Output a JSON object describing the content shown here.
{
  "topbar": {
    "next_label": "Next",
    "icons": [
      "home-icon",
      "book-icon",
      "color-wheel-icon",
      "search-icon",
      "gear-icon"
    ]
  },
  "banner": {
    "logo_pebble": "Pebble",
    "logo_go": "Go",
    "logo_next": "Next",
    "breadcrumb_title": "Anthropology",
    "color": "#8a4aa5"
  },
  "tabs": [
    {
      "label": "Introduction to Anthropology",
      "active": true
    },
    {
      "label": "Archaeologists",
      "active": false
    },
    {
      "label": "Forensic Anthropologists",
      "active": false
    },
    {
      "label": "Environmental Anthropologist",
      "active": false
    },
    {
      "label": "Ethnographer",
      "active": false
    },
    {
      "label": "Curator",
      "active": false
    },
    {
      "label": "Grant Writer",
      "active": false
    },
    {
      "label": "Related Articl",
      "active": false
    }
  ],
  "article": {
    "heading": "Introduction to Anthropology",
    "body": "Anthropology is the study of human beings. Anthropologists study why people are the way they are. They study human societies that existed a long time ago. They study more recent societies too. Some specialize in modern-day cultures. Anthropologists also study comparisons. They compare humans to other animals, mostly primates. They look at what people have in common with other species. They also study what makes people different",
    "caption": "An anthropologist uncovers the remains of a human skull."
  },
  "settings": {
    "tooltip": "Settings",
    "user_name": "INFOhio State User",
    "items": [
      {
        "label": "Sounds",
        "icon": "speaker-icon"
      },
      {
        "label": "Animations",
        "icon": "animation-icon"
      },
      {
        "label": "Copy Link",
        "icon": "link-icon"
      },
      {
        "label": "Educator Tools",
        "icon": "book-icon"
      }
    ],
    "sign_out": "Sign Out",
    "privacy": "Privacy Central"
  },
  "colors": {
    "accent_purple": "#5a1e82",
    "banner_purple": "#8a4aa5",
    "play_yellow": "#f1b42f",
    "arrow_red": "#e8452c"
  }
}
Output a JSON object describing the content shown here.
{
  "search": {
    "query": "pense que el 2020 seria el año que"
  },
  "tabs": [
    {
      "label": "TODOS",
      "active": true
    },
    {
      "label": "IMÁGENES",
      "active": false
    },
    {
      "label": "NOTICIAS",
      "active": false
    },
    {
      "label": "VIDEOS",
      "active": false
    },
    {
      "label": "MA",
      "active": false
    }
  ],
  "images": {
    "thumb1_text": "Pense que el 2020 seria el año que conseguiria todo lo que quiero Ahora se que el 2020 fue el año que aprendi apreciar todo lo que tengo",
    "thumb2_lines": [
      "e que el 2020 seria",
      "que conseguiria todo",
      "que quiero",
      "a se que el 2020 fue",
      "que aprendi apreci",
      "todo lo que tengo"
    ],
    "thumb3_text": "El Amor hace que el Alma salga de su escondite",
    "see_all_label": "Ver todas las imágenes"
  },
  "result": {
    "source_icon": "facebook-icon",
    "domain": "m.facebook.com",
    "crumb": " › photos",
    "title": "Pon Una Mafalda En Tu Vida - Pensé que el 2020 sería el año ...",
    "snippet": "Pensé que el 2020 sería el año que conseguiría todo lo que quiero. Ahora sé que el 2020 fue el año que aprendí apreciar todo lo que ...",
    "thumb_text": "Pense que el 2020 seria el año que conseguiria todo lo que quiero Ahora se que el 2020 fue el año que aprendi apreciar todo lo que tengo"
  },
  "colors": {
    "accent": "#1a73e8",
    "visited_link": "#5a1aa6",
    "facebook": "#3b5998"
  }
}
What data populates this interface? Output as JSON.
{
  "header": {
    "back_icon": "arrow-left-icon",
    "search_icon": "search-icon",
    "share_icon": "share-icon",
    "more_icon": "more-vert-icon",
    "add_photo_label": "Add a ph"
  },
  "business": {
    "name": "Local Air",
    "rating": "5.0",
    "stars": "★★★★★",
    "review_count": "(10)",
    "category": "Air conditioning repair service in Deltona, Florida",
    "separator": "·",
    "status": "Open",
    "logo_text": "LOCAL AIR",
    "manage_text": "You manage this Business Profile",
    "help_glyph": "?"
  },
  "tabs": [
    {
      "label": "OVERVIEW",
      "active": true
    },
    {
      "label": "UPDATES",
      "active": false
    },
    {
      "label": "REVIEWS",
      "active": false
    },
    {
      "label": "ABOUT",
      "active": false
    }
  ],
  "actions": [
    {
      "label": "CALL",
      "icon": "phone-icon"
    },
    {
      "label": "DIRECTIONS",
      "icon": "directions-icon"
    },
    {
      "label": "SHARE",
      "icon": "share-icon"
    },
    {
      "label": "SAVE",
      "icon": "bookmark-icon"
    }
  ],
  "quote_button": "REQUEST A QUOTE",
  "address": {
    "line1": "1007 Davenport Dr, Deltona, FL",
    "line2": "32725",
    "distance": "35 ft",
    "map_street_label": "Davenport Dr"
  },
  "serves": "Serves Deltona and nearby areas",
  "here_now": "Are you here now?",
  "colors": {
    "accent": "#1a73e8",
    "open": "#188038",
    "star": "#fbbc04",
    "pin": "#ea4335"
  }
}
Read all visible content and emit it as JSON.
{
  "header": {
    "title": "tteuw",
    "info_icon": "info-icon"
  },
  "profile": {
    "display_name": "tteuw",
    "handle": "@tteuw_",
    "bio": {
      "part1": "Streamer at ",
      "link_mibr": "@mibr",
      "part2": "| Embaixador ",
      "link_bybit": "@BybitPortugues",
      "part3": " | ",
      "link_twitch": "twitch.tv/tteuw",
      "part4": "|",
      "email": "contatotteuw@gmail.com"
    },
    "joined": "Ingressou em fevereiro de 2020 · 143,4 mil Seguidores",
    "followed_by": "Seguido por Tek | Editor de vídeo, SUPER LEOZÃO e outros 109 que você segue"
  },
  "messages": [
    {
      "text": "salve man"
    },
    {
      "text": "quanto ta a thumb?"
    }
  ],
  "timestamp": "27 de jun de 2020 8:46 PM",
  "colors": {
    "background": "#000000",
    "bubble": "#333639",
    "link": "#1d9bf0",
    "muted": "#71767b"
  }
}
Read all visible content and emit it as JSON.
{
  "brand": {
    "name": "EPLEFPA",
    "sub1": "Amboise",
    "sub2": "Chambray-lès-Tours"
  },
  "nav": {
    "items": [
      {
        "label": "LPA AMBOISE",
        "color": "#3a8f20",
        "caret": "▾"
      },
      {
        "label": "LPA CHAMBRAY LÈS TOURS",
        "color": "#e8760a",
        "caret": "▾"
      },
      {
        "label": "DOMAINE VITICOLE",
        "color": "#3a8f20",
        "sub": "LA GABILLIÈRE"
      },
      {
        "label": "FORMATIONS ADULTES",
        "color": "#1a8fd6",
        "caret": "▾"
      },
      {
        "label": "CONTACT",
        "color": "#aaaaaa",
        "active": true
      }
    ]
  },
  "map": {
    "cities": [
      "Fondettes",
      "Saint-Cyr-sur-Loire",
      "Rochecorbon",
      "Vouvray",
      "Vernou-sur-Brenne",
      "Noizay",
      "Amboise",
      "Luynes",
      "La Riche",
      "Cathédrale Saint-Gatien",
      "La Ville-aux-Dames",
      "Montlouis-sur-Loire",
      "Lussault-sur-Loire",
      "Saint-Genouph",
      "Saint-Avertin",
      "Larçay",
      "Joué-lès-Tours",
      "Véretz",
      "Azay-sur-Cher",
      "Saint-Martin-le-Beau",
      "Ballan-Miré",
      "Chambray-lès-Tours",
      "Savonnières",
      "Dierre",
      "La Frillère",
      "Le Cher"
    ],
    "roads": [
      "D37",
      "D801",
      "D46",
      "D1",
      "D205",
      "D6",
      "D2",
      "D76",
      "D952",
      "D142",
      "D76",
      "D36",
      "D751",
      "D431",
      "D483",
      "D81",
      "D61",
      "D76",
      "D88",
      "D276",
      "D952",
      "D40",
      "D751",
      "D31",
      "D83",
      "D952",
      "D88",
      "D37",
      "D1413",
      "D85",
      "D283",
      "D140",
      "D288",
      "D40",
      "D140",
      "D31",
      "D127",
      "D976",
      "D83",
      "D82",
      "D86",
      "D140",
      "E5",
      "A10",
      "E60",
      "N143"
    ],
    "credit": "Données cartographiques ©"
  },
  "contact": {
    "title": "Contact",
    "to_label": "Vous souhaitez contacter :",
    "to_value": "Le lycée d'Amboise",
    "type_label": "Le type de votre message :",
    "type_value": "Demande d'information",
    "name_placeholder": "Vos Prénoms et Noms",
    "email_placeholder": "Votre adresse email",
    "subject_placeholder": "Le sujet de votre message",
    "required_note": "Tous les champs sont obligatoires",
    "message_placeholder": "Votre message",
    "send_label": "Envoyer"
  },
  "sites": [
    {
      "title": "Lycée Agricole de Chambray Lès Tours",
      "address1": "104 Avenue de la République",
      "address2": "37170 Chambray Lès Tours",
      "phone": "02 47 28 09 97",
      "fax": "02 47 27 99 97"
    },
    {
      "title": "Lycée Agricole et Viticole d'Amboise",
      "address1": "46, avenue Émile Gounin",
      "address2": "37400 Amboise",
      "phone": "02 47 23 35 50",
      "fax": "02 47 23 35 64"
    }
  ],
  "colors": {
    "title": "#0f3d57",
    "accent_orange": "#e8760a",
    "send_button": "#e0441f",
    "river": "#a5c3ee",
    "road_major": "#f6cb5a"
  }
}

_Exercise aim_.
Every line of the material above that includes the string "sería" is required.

_The completed task_.
    "title": "Pon Una Mafalda En Tu Vida - Pensé que el 2020 sería el año ...",
    "snippet": "Pensé que el 2020 sería el año que conseguiría todo lo que quiero. Ahora sé que el 2020 fue el año que aprendí apreciar todo lo que ...",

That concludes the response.